If nothing else you’ll be missing a lot of fiber in your diet.
If that’s the case, I think it’s a good idea to eat one regular meal a day.
Make it healthy, with a good portion of healthy carbs (legumes, whole grains, etc).
Should You Go On A Juice Fast?
I wouldn’t whole-heartedly recommend a juice fast for everyone under all circumstances.
It’s biggest benefit is that it’s a diet that only consists of incredibly nutrient-dense calories in small quantities.
Nutrient dense caloric restriction has a well-established track record of improving your health.
If you’re curious about it I’d say sure, go ahead.
If you really want to do it as an antidote to a particular medical condition I’d be more hesitant. Not because they couldn’t help, but because your expectations might be too high.
5 thoughts on “The Basics of Juice Fasting…And How I Messed Them Up”
“There’s no need to start something if you’re guaranteed to fail” Ouch! I mean that’s one of the reasons why I won’t go with juice fasting. People with weight problems mostly juice fast thinking that it’s the best and easiest way to get rid of carbs/calories/fats and all when in fact it’s not. Well, as what you’ve just said it’s not a good idea for people who are looking to make more drastic dietary changes. Thanks for the sharing your knowledge. You’re really good.

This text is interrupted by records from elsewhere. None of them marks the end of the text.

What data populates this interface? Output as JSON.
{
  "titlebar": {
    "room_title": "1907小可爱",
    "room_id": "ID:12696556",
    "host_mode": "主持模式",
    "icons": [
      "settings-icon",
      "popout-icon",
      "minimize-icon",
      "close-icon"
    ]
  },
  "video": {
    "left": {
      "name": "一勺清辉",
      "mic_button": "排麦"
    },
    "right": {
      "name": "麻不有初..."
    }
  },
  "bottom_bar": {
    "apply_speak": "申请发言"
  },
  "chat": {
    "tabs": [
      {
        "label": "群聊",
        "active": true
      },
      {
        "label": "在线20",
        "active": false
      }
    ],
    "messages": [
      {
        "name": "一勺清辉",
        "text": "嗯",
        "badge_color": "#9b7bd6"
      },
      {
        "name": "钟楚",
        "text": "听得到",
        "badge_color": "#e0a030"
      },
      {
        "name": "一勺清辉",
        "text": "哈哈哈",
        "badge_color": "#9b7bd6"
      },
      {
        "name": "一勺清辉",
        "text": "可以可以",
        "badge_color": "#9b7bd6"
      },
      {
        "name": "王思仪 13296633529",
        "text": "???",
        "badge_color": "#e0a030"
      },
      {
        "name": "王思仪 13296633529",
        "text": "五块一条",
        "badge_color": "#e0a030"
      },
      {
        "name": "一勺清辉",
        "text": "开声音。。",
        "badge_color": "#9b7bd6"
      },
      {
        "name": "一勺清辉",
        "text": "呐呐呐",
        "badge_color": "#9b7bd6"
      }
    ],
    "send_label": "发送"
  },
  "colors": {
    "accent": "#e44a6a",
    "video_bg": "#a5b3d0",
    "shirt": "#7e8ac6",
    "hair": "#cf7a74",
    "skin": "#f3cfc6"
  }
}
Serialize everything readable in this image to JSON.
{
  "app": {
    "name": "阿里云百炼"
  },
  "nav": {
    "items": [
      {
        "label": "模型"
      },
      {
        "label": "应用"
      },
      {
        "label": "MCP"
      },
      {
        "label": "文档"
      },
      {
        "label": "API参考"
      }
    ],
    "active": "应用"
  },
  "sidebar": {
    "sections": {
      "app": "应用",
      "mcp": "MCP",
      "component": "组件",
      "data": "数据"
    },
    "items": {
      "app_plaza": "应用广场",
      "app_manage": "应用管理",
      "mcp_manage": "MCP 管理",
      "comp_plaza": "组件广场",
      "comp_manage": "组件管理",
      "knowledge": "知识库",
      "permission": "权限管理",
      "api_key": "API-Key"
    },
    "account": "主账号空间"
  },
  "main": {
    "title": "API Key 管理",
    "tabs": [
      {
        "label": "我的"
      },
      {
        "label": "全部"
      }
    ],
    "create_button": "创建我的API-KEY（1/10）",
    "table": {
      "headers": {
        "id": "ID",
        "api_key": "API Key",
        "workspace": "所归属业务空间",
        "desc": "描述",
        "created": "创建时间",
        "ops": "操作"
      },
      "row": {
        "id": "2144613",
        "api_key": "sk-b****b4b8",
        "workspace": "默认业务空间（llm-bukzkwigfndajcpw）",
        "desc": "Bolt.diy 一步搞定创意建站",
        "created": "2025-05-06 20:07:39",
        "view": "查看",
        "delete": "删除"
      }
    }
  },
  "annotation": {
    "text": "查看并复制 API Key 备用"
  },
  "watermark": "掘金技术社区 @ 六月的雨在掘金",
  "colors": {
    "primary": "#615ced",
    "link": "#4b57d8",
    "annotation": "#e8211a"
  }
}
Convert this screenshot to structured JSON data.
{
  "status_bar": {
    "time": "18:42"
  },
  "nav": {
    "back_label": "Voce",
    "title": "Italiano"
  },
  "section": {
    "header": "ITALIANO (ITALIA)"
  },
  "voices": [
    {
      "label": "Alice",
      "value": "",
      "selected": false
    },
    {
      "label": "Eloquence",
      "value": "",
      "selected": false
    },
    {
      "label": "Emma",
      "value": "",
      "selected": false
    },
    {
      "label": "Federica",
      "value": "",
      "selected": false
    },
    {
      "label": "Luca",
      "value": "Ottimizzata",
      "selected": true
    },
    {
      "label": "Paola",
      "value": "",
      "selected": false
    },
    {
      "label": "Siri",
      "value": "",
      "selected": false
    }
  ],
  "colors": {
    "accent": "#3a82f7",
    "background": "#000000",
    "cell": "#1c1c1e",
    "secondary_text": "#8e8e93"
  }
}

“People with weight problems mostly juice fast thinking that it’s the best and easiest way to get rid of carbs/calories/fats and all when in fact it’s not.” I have to disagree with this statement – for myself, anyway. For me, it’s helped me to “reprogram”. I no longer crave pasta, cake, chocolate and other sugar and carb-laden foods the way I used to. I actually enjoy fruits and vegetables now and look forward to eating or drinking them each day. I’m not constantly hungry because of the vicious cycle that preservatives and chemicals throw our brains into.
For someone who is looking to reset the way they eat, I think that this is a great way to go about it. You learn a ton of things you may not have known about food and your own body before, you give your organs a rest from having to process garbage and what’s wrong with a “drastic dietary change” that’s nothing but GOOD for you? If you do this the right way and you’re smart about it, you will only benefit from it.
Fair enough. I’m an avid juicer myself, but to be honest, I’m a little hesitant to heap too many accolades its way so I don’t lump myself with others who might be labeled as quacks.
I completely agree, Jonathan. I’m always hesitant to share my enthusiasm so people don’t pile me in with those who think it’s a quick fix for everything, or a fad. I take it seriously, and believe it will help to extend my life. I hope it helps to teach my daughter how to do the same for herself and eventually, her family. I recently had to set a family member straight who accused me of doing some “cayenne pepper and water” fast. I reminded him that while I consume POUNDS of fruits and vegetables a week, the only green thing I’ve seen him eat all year is gum. No rebuttal yet and I doubt I’ll be getting one 🙂 Keep juicing!
Totally Agree with you inforgraphicarts